Postcard from: Spain
POSTEDApril 8, 2004
SALAMANCA, SPAIN – In addition to two cathedrals, more than 3,000 bars, and the third oldest university in Europe, this semester Salamanca, Spain, is also home to me. I am studying Spanish language and culture with the University of Salamanca’s Cursos Internacionales program for 10 weeks. The 10 weekends should have given me enough time to see the country’s 10 other UNESCO-designated “Heritage of Humanity” cities, but after the sixth Spanish Gothic cathedral they all begin to look the same.
However, parts of the atmosphere and culture here still surprise me every day. Though the immense influence of the Catholic church has shaped the Spanish way of life for most of the past millennium, it has started to loosen its grip at least in this part of the country.
The only obvious manifestation of this country’s religious history, besides gigantic stone churches in every city center, is that there are fewer dark-skinned people here than you would expect to see in Nebraska. But that’s a sizeable manifestation when you consider the entire peninsula was occupied by Arabs for 800 years. Most of the people under 35 have traditional Catholic weddings but, beyond that, don’t associate themselves too much with an institution that backed the dictatorship of Francisco Franco, not to mention the Spanish Inquisition.
Students here are equally skeptical about politics. Though the recent presidential campaigns only lasted for two weeks, my younger teachers – as well as the students I’ve talked with – express the feeling that all of the candidates are incapable of making beneficial changes and are controlled by money anyway. As one politics major put it, “In Europe we have thousands of years of scandals, corruption and politics. We don’t expect to find a solution in the next election.”
But for every milliliter of apathy toward religion, politics, getting rich, and other standard American motivations, the students here have an entire vodka bottleful of fervor for partying. A few hundred of the city’s 3,000 bars (that’s a lot of bars for a city with only 160,000 people) are open until 6 a.m. or 8 a.m. in the morning on Tuesdays and on weekends, which start on Thursday. This is a phenomena that occurs all over Spain, and reaches its height during frequent religious festivals when it’s popular to drink and party all day as well.
But there is plenty of learning happening, too. The University of Salamanca, founded in 1218, has an outstanding law program and draws thousands of students from all over Europe.
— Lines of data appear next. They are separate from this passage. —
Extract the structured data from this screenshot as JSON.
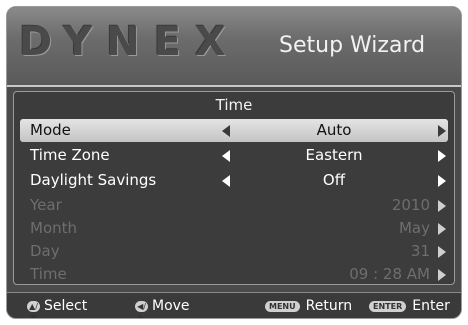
{
  "header": {
    "logo": "DYNEX",
    "title": "Setup Wizard"
  },
  "panel": {
    "title": "Time",
    "rows": [
      {
        "label": "Mode",
        "value": "Auto",
        "state": "selected"
      },
      {
        "label": "Time Zone",
        "value": "Eastern",
        "state": "enabled"
      },
      {
        "label": "Daylight Savings",
        "value": "Off",
        "state": "enabled"
      },
      {
        "label": "Year",
        "value": "2010",
        "state": "disabled"
      },
      {
        "label": "Month",
        "value": "May",
        "state": "disabled"
      },
      {
        "label": "Day",
        "value": "31",
        "state": "disabled"
      },
      {
        "label": "Time",
        "value": "09 : 28 AM",
        "state": "disabled"
      }
    ]
  },
  "footer": {
    "select": {
      "key": "▲/▼",
      "label": "Select"
    },
    "move": {
      "key": "◀/▶",
      "label": "Move"
    },
    "return": {
      "key": "MENU",
      "label": "Return"
    },
    "enter": {
      "key": "ENTER",
      "label": "Enter"
    }
  },
  "colors": {
    "background": "#4a4a4a",
    "panel": "#3c3c3c",
    "selected_row": "#d4d4d4",
    "disabled_text": "#6e6e6e"
  }
}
My roommates – one French, one Spanish, and three German – spend the afternoons studying and are always complaining about not being able to go out “hasta las tantas” because of the frequent exams.